• _How to complete this task_
Every line below containing the word "Hacendado" should be found and copied.

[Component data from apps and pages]
· · · ·
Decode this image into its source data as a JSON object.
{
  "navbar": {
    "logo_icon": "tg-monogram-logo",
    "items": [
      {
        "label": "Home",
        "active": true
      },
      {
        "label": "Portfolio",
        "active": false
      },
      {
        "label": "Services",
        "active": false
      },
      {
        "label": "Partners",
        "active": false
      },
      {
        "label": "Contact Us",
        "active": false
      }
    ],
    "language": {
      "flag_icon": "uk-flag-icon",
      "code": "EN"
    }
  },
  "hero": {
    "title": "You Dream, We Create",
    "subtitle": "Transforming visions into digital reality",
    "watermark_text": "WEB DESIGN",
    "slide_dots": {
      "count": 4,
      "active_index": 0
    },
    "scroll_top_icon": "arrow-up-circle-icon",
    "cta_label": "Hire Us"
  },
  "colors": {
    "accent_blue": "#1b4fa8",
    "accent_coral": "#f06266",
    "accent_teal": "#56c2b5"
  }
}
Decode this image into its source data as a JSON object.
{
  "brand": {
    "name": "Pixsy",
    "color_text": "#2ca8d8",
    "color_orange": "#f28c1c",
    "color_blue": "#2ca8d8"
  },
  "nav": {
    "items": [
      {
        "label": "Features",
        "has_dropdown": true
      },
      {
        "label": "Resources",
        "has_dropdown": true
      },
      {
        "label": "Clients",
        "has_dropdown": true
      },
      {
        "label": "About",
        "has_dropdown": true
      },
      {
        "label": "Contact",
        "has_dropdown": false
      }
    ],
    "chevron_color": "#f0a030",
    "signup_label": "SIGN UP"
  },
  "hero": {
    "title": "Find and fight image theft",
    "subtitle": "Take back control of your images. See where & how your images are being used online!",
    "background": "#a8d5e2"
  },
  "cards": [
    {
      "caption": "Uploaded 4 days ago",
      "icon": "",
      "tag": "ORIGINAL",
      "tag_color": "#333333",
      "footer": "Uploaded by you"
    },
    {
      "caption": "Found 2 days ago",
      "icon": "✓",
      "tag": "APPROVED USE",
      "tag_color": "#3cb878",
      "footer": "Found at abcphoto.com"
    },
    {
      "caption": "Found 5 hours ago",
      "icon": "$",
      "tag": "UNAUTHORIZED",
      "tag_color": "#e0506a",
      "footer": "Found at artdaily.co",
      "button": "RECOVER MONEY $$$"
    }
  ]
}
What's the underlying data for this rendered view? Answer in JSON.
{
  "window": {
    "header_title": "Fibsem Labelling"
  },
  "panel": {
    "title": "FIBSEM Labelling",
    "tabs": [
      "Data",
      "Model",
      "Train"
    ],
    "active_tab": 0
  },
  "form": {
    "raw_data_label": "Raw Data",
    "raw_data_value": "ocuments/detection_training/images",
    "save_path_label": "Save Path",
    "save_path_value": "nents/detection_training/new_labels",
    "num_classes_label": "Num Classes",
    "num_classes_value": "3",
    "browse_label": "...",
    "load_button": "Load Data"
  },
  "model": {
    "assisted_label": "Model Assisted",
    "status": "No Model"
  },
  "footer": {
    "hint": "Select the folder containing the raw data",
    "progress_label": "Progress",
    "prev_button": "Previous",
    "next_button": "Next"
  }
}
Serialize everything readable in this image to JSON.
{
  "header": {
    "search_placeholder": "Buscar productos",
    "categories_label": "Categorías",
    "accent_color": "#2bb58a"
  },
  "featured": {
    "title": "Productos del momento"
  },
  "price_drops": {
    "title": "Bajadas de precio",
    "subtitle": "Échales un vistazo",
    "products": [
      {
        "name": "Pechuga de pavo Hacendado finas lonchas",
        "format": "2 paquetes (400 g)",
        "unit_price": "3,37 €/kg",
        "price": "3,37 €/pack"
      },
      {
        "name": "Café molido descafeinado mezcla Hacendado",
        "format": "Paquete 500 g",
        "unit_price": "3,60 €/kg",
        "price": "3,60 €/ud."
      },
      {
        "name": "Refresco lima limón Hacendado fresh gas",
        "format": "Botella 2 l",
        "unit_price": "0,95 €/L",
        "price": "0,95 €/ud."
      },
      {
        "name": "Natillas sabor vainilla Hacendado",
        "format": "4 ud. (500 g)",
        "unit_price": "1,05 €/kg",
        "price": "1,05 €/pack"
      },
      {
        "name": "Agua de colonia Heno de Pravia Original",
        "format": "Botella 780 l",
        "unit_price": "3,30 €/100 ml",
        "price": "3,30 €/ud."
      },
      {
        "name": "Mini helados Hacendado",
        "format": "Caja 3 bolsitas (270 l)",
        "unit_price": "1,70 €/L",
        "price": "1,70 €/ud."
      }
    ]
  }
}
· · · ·
• _Task output_
        "name": "Pechuga de pavo Hacendado finas lonchas",
        "name": "Café molido descafeinado mezcla Hacendado",
        "name": "Refresco lima limón Hacendado fresh gas",
        "name": "Natillas sabor vainilla Hacendado",
        "name": "Mini helados Hacendado",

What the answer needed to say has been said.